● Work order
Which lines in the records below contain the word "username"? Copy each one out.

*** Data section ***

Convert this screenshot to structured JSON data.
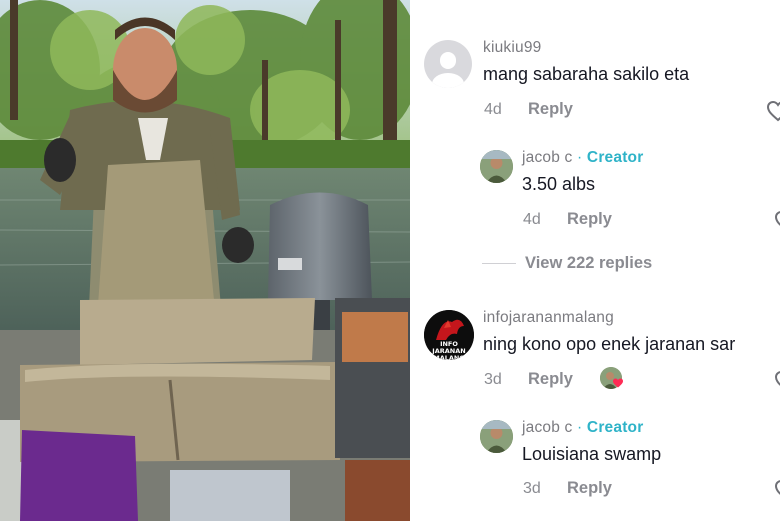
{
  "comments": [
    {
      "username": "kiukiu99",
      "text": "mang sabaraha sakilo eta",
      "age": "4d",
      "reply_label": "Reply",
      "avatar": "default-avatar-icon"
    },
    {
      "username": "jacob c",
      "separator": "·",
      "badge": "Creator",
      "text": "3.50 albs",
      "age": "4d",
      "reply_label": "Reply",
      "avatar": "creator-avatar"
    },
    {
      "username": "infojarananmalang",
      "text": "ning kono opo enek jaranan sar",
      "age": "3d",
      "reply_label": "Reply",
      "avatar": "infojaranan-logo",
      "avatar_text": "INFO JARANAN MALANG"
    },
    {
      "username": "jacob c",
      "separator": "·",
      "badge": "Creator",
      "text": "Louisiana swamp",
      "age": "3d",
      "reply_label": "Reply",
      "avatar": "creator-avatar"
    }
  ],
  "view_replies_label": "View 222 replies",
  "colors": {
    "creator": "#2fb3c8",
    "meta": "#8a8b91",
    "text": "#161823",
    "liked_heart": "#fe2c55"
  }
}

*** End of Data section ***
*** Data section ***

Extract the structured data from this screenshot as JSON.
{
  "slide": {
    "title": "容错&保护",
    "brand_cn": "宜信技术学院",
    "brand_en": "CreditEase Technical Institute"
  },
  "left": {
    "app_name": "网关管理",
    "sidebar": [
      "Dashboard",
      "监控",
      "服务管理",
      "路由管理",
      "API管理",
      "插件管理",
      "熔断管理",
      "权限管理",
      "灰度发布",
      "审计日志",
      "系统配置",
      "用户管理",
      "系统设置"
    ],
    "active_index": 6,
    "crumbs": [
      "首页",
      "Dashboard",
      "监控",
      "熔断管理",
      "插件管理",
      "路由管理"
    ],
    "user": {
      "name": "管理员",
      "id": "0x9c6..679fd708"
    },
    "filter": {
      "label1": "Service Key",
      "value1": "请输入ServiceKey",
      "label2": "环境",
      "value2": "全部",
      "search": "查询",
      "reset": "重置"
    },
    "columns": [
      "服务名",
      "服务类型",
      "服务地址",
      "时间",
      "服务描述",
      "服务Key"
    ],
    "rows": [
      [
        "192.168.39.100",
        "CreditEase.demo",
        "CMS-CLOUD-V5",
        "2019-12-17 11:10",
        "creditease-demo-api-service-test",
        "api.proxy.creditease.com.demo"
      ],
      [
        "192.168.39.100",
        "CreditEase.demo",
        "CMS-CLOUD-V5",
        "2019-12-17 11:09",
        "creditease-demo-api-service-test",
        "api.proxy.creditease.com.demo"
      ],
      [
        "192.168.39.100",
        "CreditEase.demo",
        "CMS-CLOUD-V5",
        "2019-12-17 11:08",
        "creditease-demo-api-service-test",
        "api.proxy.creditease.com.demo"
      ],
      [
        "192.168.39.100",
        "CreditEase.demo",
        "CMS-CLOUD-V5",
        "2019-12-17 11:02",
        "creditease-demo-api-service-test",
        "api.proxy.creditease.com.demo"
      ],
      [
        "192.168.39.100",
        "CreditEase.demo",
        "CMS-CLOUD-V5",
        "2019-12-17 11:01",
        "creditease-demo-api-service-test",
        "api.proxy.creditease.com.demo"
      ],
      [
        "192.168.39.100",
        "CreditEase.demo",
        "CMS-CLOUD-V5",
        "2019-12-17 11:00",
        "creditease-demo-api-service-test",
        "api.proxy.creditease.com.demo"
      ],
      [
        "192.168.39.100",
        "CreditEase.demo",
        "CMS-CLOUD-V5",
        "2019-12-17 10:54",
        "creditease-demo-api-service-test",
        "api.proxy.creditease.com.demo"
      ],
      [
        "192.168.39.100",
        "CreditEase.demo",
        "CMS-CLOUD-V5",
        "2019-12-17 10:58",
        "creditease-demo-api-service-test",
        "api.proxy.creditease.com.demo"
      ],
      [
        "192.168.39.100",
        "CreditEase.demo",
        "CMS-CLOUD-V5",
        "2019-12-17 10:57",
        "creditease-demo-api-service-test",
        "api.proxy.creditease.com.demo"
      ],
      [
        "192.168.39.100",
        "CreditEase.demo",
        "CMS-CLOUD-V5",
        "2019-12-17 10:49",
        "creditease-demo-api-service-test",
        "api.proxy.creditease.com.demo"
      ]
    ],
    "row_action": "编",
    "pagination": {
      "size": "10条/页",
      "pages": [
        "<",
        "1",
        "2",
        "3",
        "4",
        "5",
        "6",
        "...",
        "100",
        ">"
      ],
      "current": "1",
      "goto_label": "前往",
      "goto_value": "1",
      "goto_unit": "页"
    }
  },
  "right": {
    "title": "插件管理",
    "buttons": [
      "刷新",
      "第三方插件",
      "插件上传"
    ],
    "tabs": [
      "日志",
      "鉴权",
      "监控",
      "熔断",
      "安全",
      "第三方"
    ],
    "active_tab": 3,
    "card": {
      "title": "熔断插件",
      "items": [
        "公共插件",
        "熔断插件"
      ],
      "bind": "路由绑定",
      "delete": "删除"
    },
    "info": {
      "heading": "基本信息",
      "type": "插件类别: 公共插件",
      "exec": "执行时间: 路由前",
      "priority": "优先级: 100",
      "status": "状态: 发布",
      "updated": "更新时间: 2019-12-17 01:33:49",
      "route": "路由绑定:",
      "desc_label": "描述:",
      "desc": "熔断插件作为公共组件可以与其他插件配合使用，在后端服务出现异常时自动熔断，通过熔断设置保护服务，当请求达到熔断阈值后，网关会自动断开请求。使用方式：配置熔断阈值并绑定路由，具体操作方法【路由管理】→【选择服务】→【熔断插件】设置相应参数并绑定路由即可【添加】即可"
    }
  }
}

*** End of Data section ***

● Result of the task
      "username": "kiukiu99",
      "username": "jacob c",
      "username": "infojarananmalang",
      "username": "jacob c",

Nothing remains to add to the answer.